Not that it was all horror and torment. Or even mostly. There was, of course, a wonderfully fun aspect of being on the outside of american society looking in, of secretly laughing up your sleeve at the clueless straights. I once actually overheard some guy say, "You mean RuPaul is a woman???" And when you gave a little wink to the guy at the airport check-in counter having detected a certain way he had in pronouncing those sibilant S's, it might get you an upgrade on your seat.

And, of course, I am nothing if not ambivalent about this whole idea of gay marriage. When friends said that they were at a wedding a few weekends ago, it took me a while to realize that it was two men who were tying the knot. Too, I still think it devalues relationships that gay men do amazingly well--friendships--in favor of those that we're not so good at. But that said, I am warming to the idea.

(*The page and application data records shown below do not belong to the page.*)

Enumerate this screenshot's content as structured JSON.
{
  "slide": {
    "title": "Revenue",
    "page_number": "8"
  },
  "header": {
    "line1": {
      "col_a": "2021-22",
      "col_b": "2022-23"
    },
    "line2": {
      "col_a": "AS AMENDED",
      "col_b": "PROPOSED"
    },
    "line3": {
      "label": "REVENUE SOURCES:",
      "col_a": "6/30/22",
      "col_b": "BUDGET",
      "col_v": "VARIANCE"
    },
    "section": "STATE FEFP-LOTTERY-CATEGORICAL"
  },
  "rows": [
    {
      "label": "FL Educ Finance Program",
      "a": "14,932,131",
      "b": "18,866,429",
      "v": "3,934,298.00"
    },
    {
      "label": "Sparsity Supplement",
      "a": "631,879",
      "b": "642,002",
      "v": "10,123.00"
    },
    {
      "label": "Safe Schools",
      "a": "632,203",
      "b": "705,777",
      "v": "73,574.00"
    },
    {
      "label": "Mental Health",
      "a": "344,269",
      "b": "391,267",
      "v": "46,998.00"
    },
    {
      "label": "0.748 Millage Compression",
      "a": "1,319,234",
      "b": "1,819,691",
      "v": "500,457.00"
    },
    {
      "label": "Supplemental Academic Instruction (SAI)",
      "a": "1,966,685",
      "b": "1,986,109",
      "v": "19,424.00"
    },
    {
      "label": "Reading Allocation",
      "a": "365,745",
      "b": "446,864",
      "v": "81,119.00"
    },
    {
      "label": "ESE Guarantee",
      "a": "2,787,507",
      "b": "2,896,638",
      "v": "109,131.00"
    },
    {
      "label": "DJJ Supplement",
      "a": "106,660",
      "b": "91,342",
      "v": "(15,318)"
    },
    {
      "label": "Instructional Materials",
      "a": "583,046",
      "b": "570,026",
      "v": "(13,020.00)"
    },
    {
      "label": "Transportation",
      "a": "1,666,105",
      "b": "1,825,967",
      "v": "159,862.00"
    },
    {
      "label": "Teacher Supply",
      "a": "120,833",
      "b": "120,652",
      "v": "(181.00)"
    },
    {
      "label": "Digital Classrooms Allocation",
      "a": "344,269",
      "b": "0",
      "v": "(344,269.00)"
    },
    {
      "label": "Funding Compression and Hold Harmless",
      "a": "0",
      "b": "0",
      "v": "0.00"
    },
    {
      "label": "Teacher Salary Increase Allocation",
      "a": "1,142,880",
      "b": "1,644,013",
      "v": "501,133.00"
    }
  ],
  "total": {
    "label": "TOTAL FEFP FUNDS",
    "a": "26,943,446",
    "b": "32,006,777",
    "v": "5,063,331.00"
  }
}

But here I was, voting No on Proposition 8.

Surely we'd win the day. Surely a simple majority of the California electorate would see through the hateful, lying, fear-mongering ads run by proponents of Prop 8. Surely this wonderful "live and let live" state that I moved across the country to call home would be better than that.

But no.

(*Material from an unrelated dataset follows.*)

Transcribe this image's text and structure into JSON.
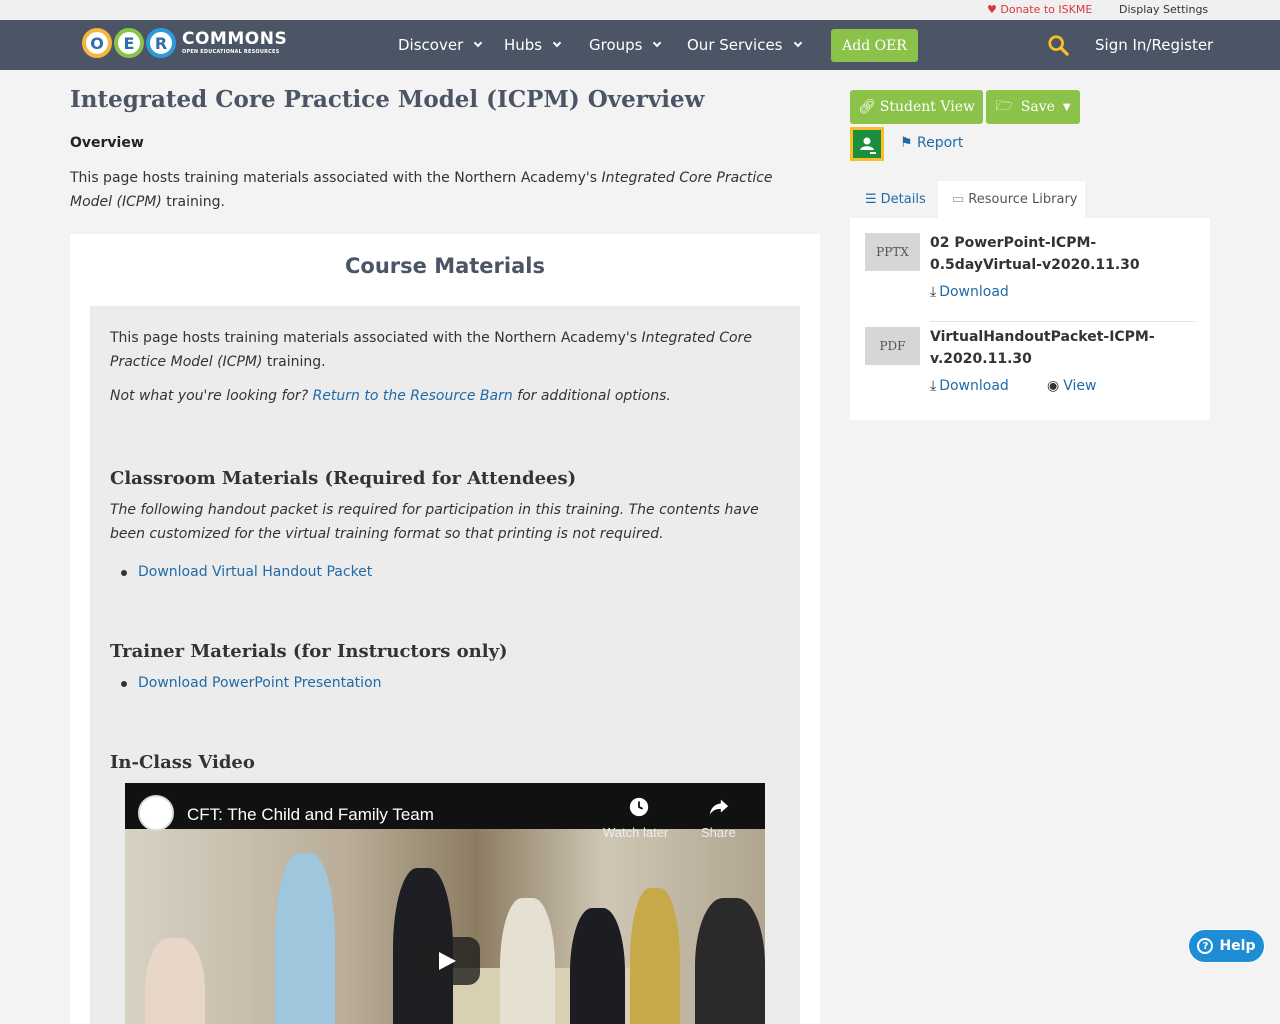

The results, 52-48 % in favor, are such a kick in the stomach.

Really? Really??

So yeah. It's really cool that Black is the New President and all, but I'm not quite celebratory. In fact, I'm feeling a little vindictive. At Starbucks this morning, my blood boiled when I noticed that the nice older straight couple in line ahead of me were wearing wedding rings. And it's particularly stinging that one of the factors leading to the ratification of Prop 8 was high turn-out by african american voters who overwhelmingly voted for it. In the aggregate, african-americans are standing in the way of the expansion of civil rights and human dignity. Now that's a nice thought.

So yay. Yay, Obama. Hooray. It's a great day for America. When do I get to be an american?

Monday, November 03, 2008

But He's Making Progress

(earlier today)

Me: Why is tonight a very special night?

That Cowboy: Ummm... Because you have your History of Architecture mid-term?

(I look exasperated.)

That Cowboy: Ummm... Because tomorrow we vote?

(I still look exasperated, but shoot a quick glance at the television.)

That Cowboy: Oh! Because we watch "Heroes"!

Me: That's. My. Man.!